Monday, February 01, 2016
Here's Why Winning Iowa Could Break The Election Wide Open For Bernie Sanders Or Donald Trump, Frankly
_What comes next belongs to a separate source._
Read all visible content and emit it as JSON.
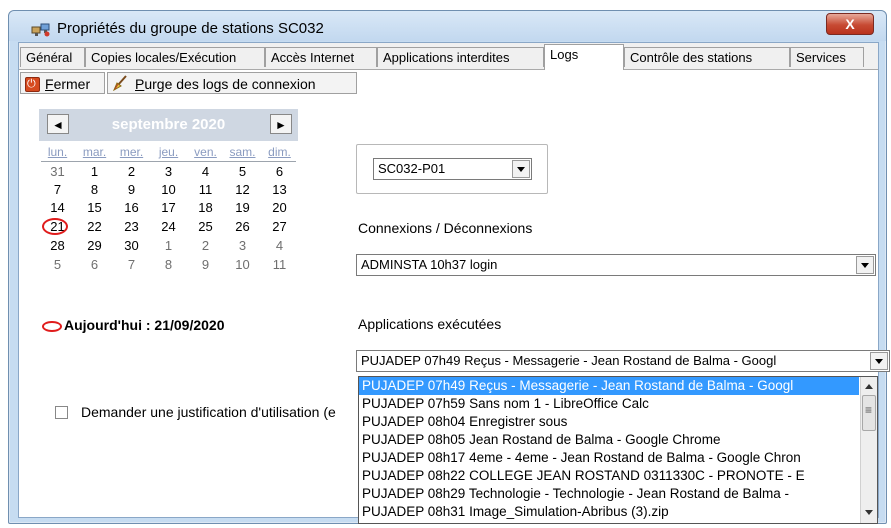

Via The Huffington Post: In the fall of 2007, Hillary Clinton held a 24-point lead over Barack Obama among black voters in a CNN national poll. By Jan. 18, 10 days after the New Hampshire primary, Obama was winning blacks by 28 points in the same poll, a 52-point swing. This time around, Clinton again holds a commanding lead among black voters headed into Iowa. She boasts a roughly 45-point lead nationally, which her campaign refers to as a firewall. The assumption fueling that fire is that Obama was able to win over the black vote because, put simply, he was black. If that's the case, the uber-white Vermonter Bernie Sanders isn't a serious threat to that firewall, and the Clinton camp can bank on a South Carolina victory no matter what happens in Iowa or New Hampshire. But that strategy may rest on a misreading of why the black vote shifted so rapidly to Obama the last time around. Indeed, Obama was just as black in October, when black voters were backing Clinton, as he was in January, when the vote shifted his way. What changed? His viability. After Obama's resounding victory in Iowa, the perception of him changed. All of a sudden, black voters saw that Obama could actually win. The connection between Obama and the black vote is obviously a unique one, but the phenomenon is universal: Voters prefer to back a winner, and candidates appear more attractive the more likely they are to win. The Iowa caucus may only be a venue for some 250,000 or so Iowans -- a minuscule fraction of the national voting population -- but the decisions those caucus-goers make can send a signal that reverberates far beyond the state. If Bernie Sanders or Donald Trump comes out on top in Iowa, it will be the first time that millions of people waking up on Tuesday morning seriously think of those men as presidential material. (The shock to the global audience, particularly if Trump wins, will be off the scale.) If Obama's experience is any guide, winning Iowa could possibly unlock significant additional support.